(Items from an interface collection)
┌────────

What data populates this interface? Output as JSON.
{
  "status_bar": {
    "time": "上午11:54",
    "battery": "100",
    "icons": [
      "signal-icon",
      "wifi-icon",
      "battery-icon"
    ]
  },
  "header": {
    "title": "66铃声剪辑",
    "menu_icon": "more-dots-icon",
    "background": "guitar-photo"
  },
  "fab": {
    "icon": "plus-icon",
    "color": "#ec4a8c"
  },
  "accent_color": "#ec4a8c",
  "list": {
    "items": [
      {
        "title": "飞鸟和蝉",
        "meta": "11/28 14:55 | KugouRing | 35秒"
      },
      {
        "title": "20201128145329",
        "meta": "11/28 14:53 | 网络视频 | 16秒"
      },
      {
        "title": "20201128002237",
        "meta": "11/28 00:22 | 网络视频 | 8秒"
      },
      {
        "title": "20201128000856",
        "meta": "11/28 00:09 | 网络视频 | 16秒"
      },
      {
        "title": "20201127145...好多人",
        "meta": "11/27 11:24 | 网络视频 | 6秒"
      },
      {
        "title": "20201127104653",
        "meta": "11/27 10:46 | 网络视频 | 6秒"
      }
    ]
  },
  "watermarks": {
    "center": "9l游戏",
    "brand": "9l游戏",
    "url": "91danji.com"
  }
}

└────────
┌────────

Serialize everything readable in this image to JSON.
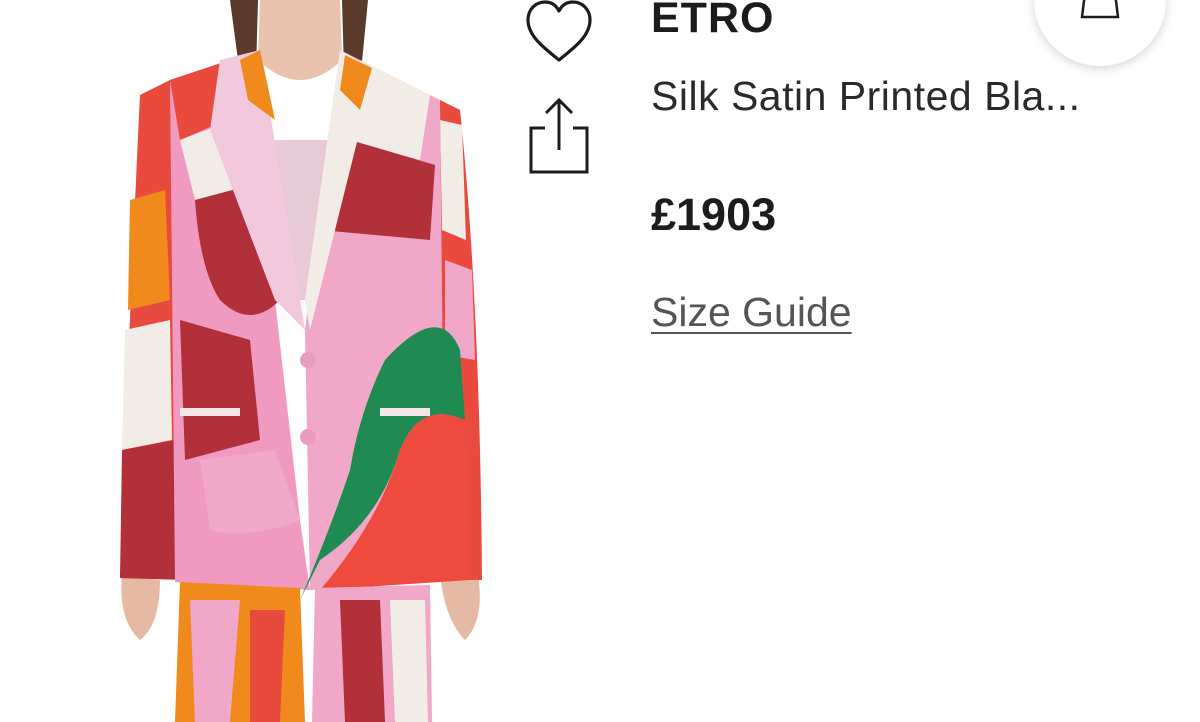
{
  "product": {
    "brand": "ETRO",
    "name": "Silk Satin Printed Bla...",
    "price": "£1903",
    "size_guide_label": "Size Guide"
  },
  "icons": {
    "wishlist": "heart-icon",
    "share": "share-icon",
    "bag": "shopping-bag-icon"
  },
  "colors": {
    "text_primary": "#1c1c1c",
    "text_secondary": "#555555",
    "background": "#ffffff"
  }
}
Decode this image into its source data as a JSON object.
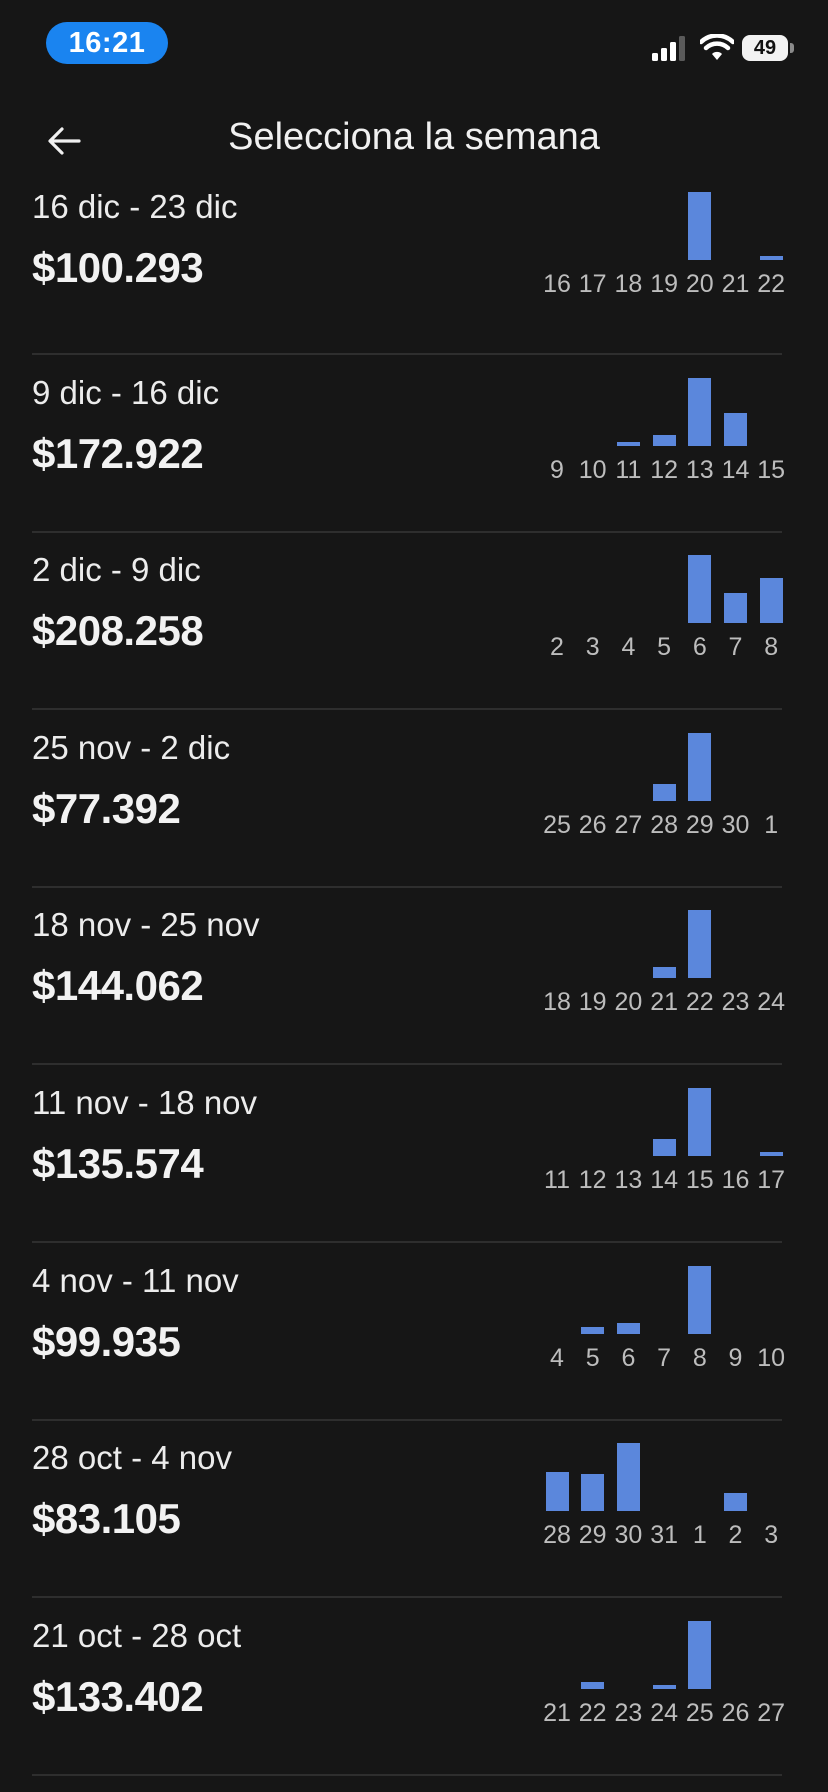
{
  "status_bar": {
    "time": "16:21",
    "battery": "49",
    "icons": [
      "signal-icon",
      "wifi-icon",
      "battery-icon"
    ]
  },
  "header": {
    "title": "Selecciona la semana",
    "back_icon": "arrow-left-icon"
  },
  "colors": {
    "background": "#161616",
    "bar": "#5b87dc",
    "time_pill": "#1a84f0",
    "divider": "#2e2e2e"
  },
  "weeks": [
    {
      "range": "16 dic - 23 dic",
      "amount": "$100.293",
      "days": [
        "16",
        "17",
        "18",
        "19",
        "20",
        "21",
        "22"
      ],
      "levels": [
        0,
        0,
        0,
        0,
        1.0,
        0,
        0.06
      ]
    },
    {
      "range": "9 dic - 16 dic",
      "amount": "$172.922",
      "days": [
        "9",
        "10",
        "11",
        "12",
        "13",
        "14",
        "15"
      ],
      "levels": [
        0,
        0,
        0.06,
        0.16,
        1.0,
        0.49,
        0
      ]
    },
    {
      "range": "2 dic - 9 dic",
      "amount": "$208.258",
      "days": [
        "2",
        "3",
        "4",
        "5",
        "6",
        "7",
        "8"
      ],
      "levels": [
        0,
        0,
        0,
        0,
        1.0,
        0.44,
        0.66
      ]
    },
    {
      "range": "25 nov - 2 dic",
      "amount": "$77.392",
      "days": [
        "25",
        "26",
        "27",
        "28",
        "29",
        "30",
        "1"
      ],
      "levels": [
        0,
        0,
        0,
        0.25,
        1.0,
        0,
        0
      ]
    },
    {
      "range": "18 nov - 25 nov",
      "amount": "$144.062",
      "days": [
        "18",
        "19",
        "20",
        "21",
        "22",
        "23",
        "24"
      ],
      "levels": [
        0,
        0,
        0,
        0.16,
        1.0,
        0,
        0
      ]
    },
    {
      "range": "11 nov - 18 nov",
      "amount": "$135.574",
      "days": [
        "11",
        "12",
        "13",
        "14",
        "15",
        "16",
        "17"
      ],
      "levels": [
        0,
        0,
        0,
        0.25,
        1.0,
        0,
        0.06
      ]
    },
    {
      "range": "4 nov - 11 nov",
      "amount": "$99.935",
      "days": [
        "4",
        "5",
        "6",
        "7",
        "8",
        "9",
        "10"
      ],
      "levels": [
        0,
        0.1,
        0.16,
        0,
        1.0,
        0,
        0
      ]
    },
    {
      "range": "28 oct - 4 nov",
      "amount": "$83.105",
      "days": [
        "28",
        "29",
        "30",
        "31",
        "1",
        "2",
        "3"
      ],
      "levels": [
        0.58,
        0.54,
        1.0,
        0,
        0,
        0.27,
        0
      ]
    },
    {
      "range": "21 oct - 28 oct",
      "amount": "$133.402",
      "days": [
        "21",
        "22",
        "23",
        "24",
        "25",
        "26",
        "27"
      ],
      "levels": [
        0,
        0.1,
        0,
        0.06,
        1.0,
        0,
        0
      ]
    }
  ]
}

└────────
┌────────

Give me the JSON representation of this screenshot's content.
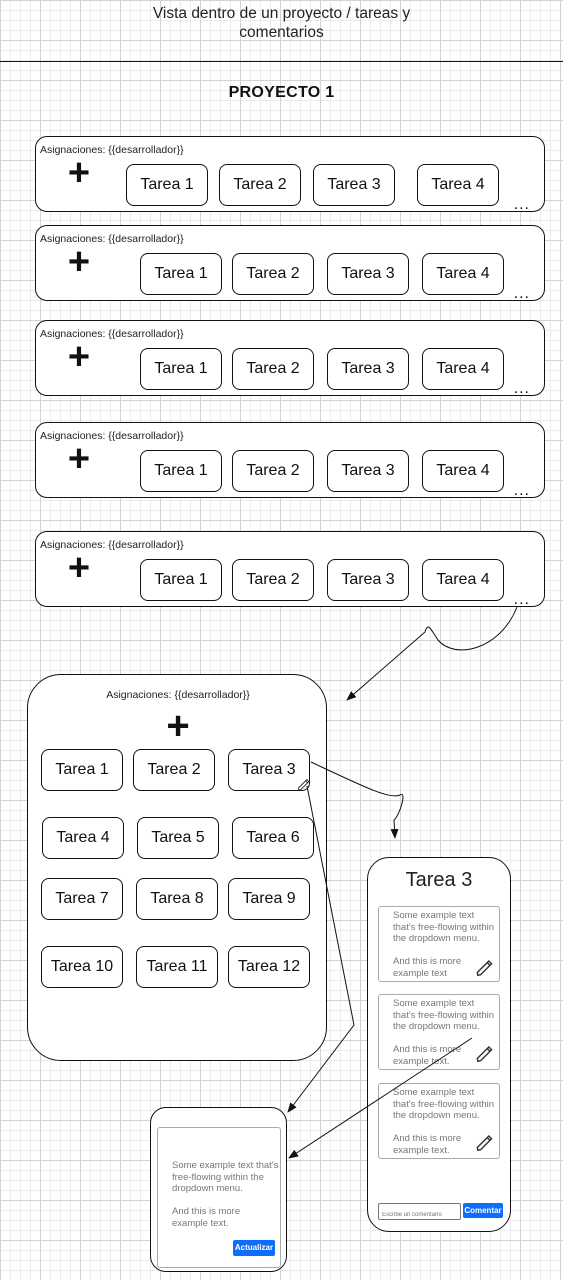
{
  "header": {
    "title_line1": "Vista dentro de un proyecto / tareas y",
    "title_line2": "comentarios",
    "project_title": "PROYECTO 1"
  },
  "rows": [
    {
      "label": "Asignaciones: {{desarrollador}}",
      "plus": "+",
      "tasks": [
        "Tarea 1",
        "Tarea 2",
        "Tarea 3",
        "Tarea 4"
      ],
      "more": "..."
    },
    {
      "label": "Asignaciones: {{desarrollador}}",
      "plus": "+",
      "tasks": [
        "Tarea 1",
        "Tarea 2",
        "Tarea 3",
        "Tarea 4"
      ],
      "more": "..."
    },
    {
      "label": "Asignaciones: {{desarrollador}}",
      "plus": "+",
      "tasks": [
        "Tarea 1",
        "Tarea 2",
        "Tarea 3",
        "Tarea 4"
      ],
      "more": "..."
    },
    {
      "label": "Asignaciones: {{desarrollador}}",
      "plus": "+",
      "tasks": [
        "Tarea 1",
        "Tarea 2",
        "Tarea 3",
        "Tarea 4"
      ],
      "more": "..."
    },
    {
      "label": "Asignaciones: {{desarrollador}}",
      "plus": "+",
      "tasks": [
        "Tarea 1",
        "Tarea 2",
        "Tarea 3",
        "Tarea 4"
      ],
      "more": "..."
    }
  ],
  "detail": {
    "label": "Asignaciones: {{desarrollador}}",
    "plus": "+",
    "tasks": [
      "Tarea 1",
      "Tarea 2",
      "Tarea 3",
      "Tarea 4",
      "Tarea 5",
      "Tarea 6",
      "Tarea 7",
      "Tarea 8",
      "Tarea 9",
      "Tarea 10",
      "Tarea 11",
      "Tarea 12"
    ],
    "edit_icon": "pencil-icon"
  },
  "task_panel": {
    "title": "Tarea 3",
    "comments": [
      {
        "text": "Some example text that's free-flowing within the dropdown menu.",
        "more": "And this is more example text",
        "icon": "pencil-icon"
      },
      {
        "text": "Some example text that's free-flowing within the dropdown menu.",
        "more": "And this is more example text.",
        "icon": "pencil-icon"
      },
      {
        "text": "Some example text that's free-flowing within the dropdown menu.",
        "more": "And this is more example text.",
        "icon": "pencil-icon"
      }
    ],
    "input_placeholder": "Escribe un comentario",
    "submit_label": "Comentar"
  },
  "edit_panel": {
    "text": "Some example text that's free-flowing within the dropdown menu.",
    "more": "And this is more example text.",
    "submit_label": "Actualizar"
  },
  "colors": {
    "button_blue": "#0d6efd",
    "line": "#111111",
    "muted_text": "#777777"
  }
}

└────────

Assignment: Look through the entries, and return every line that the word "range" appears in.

Solution for this exercise:
      "range": "16 dic - 23 dic",
      "range": "9 dic - 16 dic",
      "range": "2 dic - 9 dic",
      "range": "25 nov - 2 dic",
      "range": "18 nov - 25 nov",
      "range": "11 nov - 18 nov",
      "range": "4 nov - 11 nov",
      "range": "28 oct - 4 nov",
      "range": "21 oct - 28 oct",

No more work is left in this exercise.